  • Do the exercises as initially prescribed by your caregiver. Progress slowly with each exercise, gradually increasing the number of repetitions and weight used under their guidance.

STRENGTH - Hip Abductors, Straight Leg Raises

Be aware of your form throughout the entire exercise so that you exercise the correct muscles. Sloppy form means that you are not strengthening the correct muscles.

  • Lie on your side so that your head, shoulders, knee and hip line up. You may bend your lower knee to help maintain your balance. Your right / left leg should be on top.

  • Roll your hips slightly forward, so that your hips are stacked directly over each other and your right / left knee is facing forward.

  • Lift your top leg up 4-6 inches, leading with your heel. Be sure that your foot does not drift forward or that your knee does not roll toward the ceiling.

  • Hold this position for __________ seconds. You should feel the muscles in your outer hip lifting (you may not notice this until your leg begins to tire).

  • Slowly lower your leg to the starting position. Allow the muscles to fully relax before beginning the next repetition.

Repeat __________ times. Complete this exercise __________ times per day.

STRENGTH - Hip Abductors, Quadriped

  • On a firm, lightly padded surface, position yourself on your hands and knees. Your hands should be directly below your shoulders and your knees should be directly below your hips.

  • Keeping your right / left knee bent, lift your leg out to the side. Keep your legs level and in line with your shoulders.

  • Position yourself on your hands and knees.

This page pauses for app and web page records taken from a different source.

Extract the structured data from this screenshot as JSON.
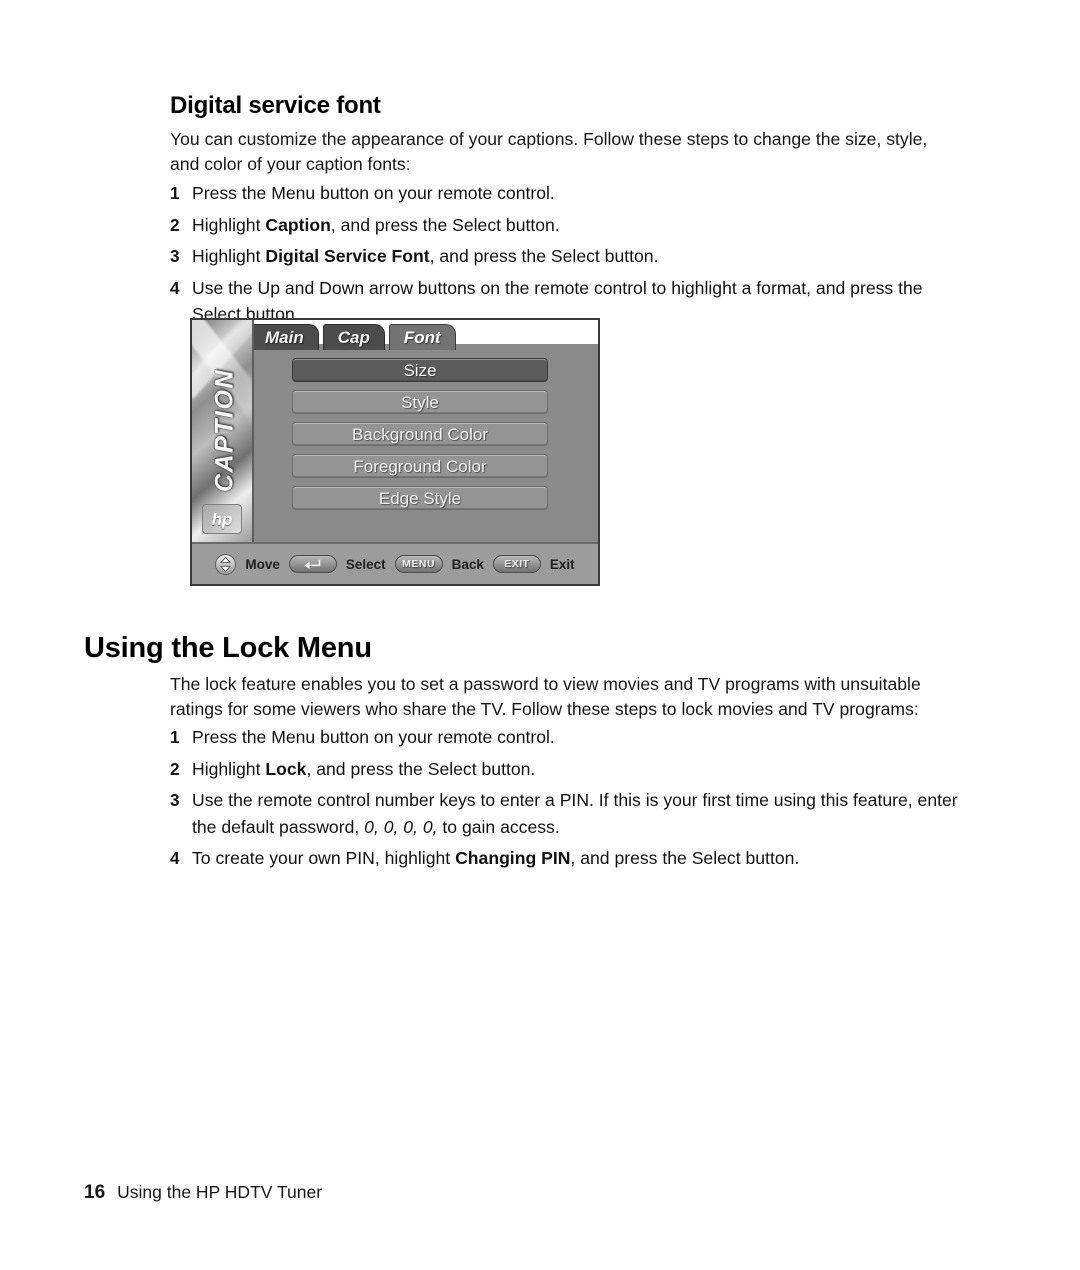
{
  "section1": {
    "heading": "Digital service font",
    "intro": "You can customize the appearance of your captions. Follow these steps to change the size, style, and color of your caption fonts:",
    "steps": [
      {
        "num": "1",
        "text": "Press the Menu button on your remote control."
      },
      {
        "num": "2",
        "pre": "Highlight ",
        "bold": "Caption",
        "post": ", and press the Select button."
      },
      {
        "num": "3",
        "pre": "Highlight ",
        "bold": "Digital Service Font",
        "post": ", and press the Select button."
      },
      {
        "num": "4",
        "text": "Use the Up and Down arrow buttons on the remote control to highlight a format, and press the Select button."
      }
    ]
  },
  "osd": {
    "sidebar_label": "CAPTION",
    "brand": "hp",
    "tabs": [
      {
        "label": "Main",
        "active": false
      },
      {
        "label": "Cap",
        "active": false
      },
      {
        "label": "Font",
        "active": true
      }
    ],
    "menu_items": [
      {
        "label": "Size",
        "selected": true
      },
      {
        "label": "Style",
        "selected": false
      },
      {
        "label": "Background Color",
        "selected": false
      },
      {
        "label": "Foreground Color",
        "selected": false
      },
      {
        "label": "Edge Style",
        "selected": false
      }
    ],
    "status_bar": {
      "move_label": "Move",
      "select_label": "Select",
      "menu_button": "MENU",
      "back_label": "Back",
      "exit_button": "EXIT",
      "exit_label": "Exit"
    },
    "colors": {
      "panel_bg": "#8a8a8a",
      "item_bg": "#949494",
      "item_selected_bg": "#5c5c5c",
      "tab_inactive_bg": "#4c4c4c",
      "tab_active_bg": "#737373",
      "status_bg": "#9c9c9c",
      "border": "#3b3b3b"
    }
  },
  "section2": {
    "heading": "Using the Lock Menu",
    "intro": "The lock feature enables you to set a password to view movies and TV programs with unsuitable ratings for some viewers who share the TV. Follow these steps to lock movies and TV programs:",
    "steps": [
      {
        "num": "1",
        "text": "Press the Menu button on your remote control."
      },
      {
        "num": "2",
        "pre": "Highlight ",
        "bold": "Lock",
        "post": ", and press the Select button."
      },
      {
        "num": "3",
        "pre": "Use the remote control number keys to enter a PIN. If this is your first time using this feature, enter the default password, ",
        "italic": "0, 0, 0, 0,",
        "post": " to gain access."
      },
      {
        "num": "4",
        "pre": "To create your own PIN, highlight ",
        "bold": "Changing PIN",
        "post": ", and press the Select button."
      }
    ]
  },
  "footer": {
    "page_number": "16",
    "text": "Using the HP HDTV Tuner"
  }
}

  • Hold for __________ seconds.

  • Keeping your trunk steady and your hips level, slowly lower your leg to the starting position.

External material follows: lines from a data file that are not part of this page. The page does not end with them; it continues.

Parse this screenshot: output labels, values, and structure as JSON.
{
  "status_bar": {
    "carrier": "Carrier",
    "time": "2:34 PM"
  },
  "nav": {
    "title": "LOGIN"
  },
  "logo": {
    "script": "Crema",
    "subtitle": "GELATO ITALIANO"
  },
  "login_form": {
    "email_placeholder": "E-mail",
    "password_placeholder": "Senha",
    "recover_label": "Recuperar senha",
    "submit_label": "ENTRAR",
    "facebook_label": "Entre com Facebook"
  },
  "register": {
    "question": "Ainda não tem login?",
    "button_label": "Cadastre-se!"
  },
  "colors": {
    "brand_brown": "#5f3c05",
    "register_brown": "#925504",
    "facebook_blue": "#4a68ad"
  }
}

Repeat __________ times. Complete this exercise __________ times per day.

STRENGTH - Hip Abductors, Standing

  • Tie one end of a rubber exercise band/tubing to a secure surface (table, pole) and tie a loop at the other end.

  • Place the loop around your right / left ankle. Keeping your ankle with the band directly opposite of the secured end, step away until there is tension in the tube/band.

  • Hold onto a chair as needed for balance.

  • Keeping your back upright, your shoulders over your hips, and your toes pointing forward, lift your right / left leg out to your side. Be sure to lift your leg with your hip muscles. Do not "throw" your leg or tip your body to lift your leg.

  • Slowly and with control, return to the starting position.

Repeat exercise __________ times. Complete this exercise __________ times per day.